A News.com reader writes in to point out that Linux is growing in popularity with businesses. Are we ready for a desktop Linux, too?

    In response to the Oct. 25 Perspectives column by Charles Cooper, "Mitch Kapor's impossible dream":

    May I equally, and gently, present some evidence for an alternative--or optimistic--outcome?

    The Linux world combines hobbyists, utilitarian computer users and potential commercial developers. To an increasing extent, the Linux world is encompassing enterprise deployments. Though Sun Microsystems' Jonathan Schwartz (executive vice president for software), dismisses enterprise Linux deployments as merely recycling written-off computer hardware, numerous deployments by major international financial houses downplay that simplistic, self-interested dismissal.
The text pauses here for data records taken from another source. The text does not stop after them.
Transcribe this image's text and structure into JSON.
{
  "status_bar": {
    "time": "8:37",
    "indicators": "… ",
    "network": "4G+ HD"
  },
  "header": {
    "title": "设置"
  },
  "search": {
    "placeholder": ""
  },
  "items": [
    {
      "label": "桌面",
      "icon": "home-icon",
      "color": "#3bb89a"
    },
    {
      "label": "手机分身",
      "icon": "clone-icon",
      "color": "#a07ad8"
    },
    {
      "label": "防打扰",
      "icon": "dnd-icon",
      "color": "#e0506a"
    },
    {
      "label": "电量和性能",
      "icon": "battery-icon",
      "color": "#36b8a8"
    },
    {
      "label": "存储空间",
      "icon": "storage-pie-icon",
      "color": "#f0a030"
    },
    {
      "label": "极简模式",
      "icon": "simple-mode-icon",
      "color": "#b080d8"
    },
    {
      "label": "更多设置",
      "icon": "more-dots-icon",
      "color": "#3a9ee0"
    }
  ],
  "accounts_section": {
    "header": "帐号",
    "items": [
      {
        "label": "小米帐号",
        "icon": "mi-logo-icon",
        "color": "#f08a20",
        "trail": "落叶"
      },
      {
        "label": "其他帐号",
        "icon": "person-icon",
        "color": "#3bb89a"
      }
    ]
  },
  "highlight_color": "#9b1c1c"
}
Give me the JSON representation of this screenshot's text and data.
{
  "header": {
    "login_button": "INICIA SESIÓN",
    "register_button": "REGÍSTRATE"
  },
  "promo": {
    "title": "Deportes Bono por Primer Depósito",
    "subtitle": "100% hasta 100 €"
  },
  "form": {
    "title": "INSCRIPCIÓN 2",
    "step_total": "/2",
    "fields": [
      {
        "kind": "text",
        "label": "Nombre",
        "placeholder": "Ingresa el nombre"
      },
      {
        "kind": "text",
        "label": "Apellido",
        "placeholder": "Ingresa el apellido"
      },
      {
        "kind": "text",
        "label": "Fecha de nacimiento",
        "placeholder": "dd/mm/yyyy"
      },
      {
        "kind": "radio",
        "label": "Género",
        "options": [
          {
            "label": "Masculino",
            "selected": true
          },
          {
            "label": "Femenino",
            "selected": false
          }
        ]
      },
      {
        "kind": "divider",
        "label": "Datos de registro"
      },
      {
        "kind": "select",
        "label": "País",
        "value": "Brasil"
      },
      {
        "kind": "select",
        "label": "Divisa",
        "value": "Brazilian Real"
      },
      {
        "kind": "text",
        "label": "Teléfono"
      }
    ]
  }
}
    The point? There's great interest in Linux e-mail servers at ISPs and in enterprise-scale deployments. Pick any impressive number you wish for the penetration of Apache Web servers. Doesn't it make sense that this server-side interest will be paralleled by client-side, "Outlook killer" deployments? In fact, as you know, every Linux desktop distribution contains some form of an e-mail client/scheduler.

    A perfectly reasonable hypothesis is that open-source software may penetrate both the individual and the corporate desktop. If open-source software gains desktop space, then the open-source "Outlook killer" will be most welcome.

    Evan Wilner
    Wilmington, Del.